• WHAT THE EXERCISE ASKS: Could you please repeat all of the entries exactly as written?

• App and web page records:
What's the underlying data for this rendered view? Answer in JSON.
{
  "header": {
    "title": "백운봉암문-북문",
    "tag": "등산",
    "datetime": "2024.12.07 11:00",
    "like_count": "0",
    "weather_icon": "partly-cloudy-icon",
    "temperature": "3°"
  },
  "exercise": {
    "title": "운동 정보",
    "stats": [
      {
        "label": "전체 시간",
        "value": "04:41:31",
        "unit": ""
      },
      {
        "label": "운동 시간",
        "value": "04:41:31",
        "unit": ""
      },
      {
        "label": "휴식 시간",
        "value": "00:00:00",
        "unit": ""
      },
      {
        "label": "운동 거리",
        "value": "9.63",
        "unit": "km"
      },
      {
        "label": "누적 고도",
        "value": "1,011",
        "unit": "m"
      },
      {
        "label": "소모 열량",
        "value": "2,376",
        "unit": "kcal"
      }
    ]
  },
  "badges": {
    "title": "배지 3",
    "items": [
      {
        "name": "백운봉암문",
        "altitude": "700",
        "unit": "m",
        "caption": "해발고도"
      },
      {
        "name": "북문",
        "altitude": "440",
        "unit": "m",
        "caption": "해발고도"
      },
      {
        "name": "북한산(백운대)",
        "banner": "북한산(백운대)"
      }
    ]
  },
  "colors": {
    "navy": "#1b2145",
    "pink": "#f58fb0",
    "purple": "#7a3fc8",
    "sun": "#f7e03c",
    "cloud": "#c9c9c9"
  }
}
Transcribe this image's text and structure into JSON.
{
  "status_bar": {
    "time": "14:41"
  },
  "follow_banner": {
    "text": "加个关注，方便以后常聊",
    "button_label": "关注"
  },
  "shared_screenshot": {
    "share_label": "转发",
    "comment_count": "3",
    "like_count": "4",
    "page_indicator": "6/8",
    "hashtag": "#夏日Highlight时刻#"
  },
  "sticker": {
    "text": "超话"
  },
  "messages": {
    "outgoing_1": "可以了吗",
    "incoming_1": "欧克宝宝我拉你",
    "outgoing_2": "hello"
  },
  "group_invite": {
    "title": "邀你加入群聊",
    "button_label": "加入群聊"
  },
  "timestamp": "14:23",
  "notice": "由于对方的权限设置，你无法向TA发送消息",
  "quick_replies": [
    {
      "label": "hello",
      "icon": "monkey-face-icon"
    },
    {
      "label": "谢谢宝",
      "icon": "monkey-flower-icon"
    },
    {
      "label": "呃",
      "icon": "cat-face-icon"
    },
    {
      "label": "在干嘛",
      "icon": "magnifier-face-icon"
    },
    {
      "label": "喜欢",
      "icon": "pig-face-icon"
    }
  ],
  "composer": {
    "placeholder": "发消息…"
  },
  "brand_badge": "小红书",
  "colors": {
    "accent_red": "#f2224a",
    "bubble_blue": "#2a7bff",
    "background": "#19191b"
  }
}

• RESULT FOR THIS EXERCISE:
What's the underlying data for this rendered view? Answer in JSON.
{
  "header": {
    "title": "백운봉암문-북문",
    "tag": "등산",
    "datetime": "2024.12.07 11:00",
    "like_count": "0",
    "weather_icon": "partly-cloudy-icon",
    "temperature": "3°"
  },
  "exercise": {
    "title": "운동 정보",
    "stats": [
      {
        "label": "전체 시간",
        "value": "04:41:31",
        "unit": ""
      },
      {
        "label": "운동 시간",
        "value": "04:41:31",
        "unit": ""
      },
      {
        "label": "휴식 시간",
        "value": "00:00:00",
        "unit": ""
      },
      {
        "label": "운동 거리",
        "value": "9.63",
        "unit": "km"
      },
      {
        "label": "누적 고도",
        "value": "1,011",
        "unit": "m"
      },
      {
        "label": "소모 열량",
        "value": "2,376",
        "unit": "kcal"
      }
    ]
  },
  "badges": {
    "title": "배지 3",
    "items": [
      {
        "name": "백운봉암문",
        "altitude": "700",
        "unit": "m",
        "caption": "해발고도"
      },
      {
        "name": "북문",
        "altitude": "440",
        "unit": "m",
        "caption": "해발고도"
      },
      {
        "name": "북한산(백운대)",
        "banner": "북한산(백운대)"
      }
    ]
  },
  "colors": {
    "navy": "#1b2145",
    "pink": "#f58fb0",
    "purple": "#7a3fc8",
    "sun": "#f7e03c",
    "cloud": "#c9c9c9"
  }
}
Transcribe this image's text and structure into JSON.
{
  "status_bar": {
    "time": "14:41"
  },
  "follow_banner": {
    "text": "加个关注，方便以后常聊",
    "button_label": "关注"
  },
  "shared_screenshot": {
    "share_label": "转发",
    "comment_count": "3",
    "like_count": "4",
    "page_indicator": "6/8",
    "hashtag": "#夏日Highlight时刻#"
  },
  "sticker": {
    "text": "超话"
  },
  "messages": {
    "outgoing_1": "可以了吗",
    "incoming_1": "欧克宝宝我拉你",
    "outgoing_2": "hello"
  },
  "group_invite": {
    "title": "邀你加入群聊",
    "button_label": "加入群聊"
  },
  "timestamp": "14:23",
  "notice": "由于对方的权限设置，你无法向TA发送消息",
  "quick_replies": [
    {
      "label": "hello",
      "icon": "monkey-face-icon"
    },
    {
      "label": "谢谢宝",
      "icon": "monkey-flower-icon"
    },
    {
      "label": "呃",
      "icon": "cat-face-icon"
    },
    {
      "label": "在干嘛",
      "icon": "magnifier-face-icon"
    },
    {
      "label": "喜欢",
      "icon": "pig-face-icon"
    }
  ],
  "composer": {
    "placeholder": "发消息…"
  },
  "brand_badge": "小红书",
  "colors": {
    "accent_red": "#f2224a",
    "bubble_blue": "#2a7bff",
    "background": "#19191b"
  }
}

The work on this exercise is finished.